> WHAT THIS TASK INVOLVES: Read the data below. Every line holding the string "true" must be copied.

-- STORED DATA follows --

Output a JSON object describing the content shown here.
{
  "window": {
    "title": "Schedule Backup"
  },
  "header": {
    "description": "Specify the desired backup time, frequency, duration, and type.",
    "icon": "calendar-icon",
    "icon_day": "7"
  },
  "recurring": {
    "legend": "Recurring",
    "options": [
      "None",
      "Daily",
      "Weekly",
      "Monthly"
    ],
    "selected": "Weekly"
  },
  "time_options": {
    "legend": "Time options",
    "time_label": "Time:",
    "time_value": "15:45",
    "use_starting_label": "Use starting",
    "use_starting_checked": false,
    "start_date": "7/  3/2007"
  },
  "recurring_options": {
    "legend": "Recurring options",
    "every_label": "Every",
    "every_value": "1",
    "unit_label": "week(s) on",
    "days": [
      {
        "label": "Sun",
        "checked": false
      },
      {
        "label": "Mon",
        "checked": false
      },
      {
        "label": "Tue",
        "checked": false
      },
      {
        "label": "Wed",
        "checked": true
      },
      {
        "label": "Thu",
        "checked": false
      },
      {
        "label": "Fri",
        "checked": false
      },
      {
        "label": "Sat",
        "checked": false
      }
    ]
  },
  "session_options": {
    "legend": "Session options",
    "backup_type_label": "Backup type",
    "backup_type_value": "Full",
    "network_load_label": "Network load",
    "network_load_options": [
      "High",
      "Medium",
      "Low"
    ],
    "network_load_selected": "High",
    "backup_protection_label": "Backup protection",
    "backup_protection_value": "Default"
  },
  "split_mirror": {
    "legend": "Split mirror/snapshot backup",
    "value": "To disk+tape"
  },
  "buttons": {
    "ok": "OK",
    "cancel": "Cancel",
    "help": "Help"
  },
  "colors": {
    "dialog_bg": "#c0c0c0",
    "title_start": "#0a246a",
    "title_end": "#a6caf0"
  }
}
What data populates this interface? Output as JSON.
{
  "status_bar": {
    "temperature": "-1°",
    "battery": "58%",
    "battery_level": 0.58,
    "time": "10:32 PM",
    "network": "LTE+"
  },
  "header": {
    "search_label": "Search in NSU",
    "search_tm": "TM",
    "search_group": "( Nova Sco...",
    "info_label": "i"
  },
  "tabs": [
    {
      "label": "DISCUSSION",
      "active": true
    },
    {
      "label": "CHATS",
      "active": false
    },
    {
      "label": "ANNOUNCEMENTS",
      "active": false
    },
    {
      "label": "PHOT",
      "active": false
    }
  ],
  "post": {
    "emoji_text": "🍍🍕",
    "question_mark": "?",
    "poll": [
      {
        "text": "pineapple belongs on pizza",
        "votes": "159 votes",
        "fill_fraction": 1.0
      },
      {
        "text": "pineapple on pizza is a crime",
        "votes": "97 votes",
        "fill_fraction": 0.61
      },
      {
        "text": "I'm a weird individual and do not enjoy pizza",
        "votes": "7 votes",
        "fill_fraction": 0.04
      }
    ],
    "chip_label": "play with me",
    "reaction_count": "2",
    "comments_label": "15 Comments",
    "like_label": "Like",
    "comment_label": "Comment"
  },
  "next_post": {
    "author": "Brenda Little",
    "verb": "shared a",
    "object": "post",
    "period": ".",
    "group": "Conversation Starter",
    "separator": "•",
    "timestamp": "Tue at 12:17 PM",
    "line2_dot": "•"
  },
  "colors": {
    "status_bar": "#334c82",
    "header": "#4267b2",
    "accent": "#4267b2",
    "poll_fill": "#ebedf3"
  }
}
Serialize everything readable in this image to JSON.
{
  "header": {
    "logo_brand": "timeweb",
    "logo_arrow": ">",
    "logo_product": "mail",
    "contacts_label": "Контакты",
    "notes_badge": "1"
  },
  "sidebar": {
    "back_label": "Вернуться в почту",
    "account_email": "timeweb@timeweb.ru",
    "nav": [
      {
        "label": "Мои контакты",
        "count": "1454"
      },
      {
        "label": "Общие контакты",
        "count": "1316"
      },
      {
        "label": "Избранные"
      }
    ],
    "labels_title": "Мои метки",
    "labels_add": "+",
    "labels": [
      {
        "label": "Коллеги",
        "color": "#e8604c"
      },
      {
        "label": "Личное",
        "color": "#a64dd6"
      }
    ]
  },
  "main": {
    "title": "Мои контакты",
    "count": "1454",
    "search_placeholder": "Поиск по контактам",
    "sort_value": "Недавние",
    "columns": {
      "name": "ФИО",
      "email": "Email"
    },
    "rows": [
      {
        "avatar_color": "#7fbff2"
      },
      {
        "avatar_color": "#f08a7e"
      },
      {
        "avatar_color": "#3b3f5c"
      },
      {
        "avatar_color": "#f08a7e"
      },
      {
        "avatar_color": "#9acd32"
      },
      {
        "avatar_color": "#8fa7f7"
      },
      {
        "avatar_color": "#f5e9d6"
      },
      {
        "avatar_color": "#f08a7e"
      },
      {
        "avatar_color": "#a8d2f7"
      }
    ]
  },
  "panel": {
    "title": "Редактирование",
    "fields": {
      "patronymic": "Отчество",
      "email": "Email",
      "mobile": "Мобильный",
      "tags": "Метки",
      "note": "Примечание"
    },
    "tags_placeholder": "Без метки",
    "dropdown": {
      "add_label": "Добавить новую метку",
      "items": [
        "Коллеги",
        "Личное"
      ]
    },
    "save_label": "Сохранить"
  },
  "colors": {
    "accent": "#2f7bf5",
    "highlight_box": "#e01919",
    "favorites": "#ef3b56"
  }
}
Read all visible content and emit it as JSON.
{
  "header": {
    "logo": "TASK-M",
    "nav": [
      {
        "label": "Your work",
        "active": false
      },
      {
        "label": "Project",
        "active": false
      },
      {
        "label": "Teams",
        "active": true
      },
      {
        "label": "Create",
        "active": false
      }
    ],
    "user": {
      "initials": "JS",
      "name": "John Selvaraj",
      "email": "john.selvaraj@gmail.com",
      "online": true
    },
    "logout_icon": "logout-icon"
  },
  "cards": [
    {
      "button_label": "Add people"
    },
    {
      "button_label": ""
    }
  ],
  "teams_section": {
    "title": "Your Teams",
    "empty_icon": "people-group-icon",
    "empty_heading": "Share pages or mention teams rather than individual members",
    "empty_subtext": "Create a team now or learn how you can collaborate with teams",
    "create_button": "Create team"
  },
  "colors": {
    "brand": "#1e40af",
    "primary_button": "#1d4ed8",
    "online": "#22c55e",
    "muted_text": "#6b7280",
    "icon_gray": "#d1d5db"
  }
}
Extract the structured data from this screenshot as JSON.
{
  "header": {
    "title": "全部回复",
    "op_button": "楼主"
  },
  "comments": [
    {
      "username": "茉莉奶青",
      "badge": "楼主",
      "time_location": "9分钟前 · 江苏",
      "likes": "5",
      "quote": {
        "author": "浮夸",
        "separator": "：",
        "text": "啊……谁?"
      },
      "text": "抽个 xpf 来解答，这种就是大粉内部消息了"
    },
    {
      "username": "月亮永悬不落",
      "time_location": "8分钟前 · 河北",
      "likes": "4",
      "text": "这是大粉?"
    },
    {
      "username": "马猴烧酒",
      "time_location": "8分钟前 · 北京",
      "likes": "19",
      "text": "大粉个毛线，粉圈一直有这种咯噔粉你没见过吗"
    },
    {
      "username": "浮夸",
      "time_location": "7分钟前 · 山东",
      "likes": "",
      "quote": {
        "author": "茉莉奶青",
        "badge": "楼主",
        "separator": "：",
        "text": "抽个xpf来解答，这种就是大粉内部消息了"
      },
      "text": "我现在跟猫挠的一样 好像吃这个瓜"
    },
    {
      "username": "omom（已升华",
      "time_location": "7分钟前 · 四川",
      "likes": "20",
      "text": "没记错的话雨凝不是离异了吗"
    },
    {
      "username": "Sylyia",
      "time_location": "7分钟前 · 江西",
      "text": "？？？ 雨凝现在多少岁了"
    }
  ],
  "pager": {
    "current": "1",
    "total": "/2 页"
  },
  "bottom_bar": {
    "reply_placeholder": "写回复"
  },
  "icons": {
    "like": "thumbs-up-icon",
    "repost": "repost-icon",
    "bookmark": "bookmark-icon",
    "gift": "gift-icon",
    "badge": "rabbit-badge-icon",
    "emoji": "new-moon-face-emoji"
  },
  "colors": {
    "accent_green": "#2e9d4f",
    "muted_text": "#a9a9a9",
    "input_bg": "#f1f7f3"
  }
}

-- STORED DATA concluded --

> ANSWER SPACE:
        "checked": true
      "active": true
        "active": true
      "online": true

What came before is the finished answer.